Broadcast TV directors lack minority representation

Gabriel Miramar-Garcia | 01-10-2012

Never an area particularly known for its minority involvement, when it comes to TV production, TV directors working on broadcast and cable series have actually become less diverse in the last 12 months, according to a Directors Guild Of America report.

TV shows directed by minority males during the 2011-12 season dropped to 13% from 14% last year, while white males directed 73% of primetime shows on cable and broadcast, an increase from 72% last year.

Minority female TV directors fared better: they increased their percentages to 4% from 3% last year, while white women remained flat at 11%, according to the DGA.

Our industry has to do better, said Paris Barclay, the DGA,s first vice president and co-chair of the diversity task force of the DGA National Board, in a statement.

Eight new shows were cited in the report as having hired no minorities or women directors during the 2011-12 season: Chemistry (Cinemax); Dallas (TNT); The Inbetweeners (MTV); Retired at 35 (TV Land); Veep (HBO); and Workaholics (Comedy Central). One show on the broadcast side fell into that category: the CWs Supernatural.

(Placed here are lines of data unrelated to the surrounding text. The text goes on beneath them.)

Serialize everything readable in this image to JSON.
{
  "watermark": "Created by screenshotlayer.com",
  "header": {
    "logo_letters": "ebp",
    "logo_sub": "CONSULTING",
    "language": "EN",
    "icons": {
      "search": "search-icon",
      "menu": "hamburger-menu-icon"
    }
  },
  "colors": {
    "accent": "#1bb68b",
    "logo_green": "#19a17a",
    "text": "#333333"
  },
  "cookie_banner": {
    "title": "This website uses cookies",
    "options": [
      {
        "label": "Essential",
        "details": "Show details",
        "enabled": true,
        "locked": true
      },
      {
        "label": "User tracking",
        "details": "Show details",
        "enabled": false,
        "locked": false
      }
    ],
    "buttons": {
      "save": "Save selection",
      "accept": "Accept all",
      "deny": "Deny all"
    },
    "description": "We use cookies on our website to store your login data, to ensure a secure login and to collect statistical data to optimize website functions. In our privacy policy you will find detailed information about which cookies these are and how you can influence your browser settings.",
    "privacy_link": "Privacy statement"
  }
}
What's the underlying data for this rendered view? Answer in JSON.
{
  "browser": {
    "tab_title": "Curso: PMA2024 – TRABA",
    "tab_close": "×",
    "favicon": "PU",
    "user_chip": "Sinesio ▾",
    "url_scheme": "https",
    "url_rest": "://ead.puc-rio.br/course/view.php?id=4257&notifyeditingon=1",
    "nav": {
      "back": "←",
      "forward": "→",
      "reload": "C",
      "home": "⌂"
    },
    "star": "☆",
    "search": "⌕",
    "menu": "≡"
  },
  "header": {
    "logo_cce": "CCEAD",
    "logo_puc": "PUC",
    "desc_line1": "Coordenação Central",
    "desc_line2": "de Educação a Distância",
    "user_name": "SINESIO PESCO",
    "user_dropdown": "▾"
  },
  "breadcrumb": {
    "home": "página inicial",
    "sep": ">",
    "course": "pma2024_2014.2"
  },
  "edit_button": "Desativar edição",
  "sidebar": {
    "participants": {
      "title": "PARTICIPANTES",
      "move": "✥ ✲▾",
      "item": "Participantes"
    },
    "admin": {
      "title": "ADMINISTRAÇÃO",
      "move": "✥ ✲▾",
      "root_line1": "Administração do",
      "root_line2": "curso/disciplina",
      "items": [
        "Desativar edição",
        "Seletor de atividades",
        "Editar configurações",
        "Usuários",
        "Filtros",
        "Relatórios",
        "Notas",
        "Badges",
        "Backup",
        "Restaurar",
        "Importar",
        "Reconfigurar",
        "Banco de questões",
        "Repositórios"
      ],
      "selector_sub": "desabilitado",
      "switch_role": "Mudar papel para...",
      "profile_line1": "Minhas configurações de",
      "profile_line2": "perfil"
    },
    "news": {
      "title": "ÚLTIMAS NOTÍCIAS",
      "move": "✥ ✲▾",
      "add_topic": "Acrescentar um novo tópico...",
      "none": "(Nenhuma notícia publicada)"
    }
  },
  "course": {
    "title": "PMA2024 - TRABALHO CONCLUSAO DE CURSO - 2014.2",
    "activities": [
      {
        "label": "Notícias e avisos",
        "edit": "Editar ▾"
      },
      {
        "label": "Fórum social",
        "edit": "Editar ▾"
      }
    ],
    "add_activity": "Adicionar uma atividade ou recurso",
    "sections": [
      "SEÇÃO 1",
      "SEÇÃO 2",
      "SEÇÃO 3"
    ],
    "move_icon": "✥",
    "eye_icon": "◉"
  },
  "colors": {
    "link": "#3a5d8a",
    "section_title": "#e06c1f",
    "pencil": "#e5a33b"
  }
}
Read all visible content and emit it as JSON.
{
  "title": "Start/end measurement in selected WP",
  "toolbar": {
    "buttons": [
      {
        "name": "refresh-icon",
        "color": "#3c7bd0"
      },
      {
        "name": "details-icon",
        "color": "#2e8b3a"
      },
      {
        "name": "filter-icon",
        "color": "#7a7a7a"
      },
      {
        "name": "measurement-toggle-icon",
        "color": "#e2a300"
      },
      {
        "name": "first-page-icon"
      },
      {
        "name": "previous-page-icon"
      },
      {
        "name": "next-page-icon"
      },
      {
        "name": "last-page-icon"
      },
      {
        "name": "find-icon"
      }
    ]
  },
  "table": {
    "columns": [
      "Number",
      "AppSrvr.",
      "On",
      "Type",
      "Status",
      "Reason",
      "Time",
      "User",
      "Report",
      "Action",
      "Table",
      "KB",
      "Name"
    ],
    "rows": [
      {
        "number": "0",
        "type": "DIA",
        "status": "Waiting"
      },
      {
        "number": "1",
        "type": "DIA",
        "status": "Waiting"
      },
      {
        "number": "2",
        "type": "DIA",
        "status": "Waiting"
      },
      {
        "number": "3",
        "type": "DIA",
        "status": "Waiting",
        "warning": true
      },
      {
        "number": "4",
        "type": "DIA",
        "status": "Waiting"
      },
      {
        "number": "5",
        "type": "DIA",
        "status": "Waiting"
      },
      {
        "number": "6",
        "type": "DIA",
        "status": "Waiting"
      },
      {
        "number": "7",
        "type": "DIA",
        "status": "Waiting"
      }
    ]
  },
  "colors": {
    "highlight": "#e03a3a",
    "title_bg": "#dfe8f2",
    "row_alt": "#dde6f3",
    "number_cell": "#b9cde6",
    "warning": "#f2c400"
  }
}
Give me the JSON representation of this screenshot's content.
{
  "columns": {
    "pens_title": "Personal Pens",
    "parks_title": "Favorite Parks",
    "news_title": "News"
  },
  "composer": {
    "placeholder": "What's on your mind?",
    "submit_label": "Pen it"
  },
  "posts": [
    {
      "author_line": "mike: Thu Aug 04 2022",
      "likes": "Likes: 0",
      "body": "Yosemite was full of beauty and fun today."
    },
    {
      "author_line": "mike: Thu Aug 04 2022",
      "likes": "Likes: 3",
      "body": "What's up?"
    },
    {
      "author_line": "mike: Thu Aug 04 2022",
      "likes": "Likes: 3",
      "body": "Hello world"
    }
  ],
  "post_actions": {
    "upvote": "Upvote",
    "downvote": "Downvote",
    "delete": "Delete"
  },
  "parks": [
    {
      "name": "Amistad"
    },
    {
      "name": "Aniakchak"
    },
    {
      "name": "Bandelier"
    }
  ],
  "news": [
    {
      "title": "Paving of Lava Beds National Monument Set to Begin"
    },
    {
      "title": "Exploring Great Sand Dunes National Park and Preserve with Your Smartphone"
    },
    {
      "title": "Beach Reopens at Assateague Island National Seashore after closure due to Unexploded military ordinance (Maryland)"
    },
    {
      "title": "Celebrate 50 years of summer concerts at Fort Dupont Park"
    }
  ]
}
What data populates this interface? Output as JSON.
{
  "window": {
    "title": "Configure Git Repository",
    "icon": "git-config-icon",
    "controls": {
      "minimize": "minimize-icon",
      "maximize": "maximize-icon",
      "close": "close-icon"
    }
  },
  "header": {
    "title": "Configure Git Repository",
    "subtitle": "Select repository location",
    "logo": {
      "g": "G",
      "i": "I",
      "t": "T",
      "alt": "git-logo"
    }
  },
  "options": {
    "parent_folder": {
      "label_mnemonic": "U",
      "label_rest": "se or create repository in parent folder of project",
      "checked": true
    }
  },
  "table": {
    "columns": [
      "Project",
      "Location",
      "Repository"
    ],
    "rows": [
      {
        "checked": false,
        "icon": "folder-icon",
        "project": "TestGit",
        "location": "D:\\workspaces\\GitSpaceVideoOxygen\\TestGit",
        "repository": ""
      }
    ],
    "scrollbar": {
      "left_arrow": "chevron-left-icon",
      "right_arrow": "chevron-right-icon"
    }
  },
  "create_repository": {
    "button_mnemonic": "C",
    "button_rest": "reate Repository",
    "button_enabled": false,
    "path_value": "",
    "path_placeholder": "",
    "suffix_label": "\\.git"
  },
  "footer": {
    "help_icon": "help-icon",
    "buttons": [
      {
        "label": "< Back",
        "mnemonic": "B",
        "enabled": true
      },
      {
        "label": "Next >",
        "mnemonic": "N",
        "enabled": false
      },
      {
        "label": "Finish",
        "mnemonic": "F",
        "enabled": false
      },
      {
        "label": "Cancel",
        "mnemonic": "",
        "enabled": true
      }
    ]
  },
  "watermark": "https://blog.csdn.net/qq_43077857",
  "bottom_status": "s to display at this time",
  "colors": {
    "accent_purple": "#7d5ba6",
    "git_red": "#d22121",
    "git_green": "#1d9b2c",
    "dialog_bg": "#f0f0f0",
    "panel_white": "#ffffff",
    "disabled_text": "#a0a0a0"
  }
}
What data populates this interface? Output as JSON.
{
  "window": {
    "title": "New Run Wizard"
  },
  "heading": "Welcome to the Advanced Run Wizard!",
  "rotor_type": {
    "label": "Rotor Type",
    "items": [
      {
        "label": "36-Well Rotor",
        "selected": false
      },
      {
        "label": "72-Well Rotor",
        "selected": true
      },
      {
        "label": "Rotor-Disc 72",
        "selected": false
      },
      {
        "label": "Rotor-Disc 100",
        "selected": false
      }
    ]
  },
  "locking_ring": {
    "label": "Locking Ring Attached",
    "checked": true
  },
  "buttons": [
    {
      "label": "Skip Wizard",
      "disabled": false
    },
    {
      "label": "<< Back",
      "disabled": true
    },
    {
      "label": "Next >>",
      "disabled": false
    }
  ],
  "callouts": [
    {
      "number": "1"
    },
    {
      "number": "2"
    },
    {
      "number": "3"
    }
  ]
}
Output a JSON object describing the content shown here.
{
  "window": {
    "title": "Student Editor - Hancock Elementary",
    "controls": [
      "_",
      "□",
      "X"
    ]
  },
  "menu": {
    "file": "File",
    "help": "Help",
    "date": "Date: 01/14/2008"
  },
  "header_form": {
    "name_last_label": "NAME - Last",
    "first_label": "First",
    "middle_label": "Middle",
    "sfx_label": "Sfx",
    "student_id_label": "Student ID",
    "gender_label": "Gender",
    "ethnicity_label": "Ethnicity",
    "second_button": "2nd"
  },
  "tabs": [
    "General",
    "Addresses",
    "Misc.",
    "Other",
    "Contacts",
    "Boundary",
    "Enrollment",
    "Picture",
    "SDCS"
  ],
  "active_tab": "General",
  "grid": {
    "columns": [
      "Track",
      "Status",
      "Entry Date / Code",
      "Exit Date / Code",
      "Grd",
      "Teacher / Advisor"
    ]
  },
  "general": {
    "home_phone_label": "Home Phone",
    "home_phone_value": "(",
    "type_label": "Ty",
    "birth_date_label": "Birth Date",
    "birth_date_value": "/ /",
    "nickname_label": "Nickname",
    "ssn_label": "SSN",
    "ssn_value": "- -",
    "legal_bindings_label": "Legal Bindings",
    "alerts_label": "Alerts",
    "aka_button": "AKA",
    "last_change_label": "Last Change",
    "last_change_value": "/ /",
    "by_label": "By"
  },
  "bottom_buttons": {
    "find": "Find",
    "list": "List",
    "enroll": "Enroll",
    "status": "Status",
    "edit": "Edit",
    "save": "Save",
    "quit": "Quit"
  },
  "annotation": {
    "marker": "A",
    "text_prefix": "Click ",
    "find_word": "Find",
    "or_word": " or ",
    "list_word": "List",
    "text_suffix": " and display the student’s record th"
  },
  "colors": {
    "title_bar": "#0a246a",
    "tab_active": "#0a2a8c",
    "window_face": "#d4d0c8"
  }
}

There were a few bright spots of colour, as it were: BET's The Game, Lets Stay Together and Reed Between The Lines, and VH1's Queen Latifah-produced dramedy Single Ladies, all were given top marks for hiring minority and female directors for at least 30% of its episodes. Disney XDs Lab Rats did well too, earning an 80% grade.

Generaly though, TV direction is not keeping up with general demographics of the country. In this day and age, it is quite disappointing that so many shows failed to hire even a single woman or minority director during the course of an entire season even shows whose cast and crew otherwise is notably diverse, said Barclay. And, 'We just don‟t know anybody,' doesn‟t cut it anymore the pool of talented and experienced women and minority directors grows every year, and too many of these qualified, capable directors are still overlooked.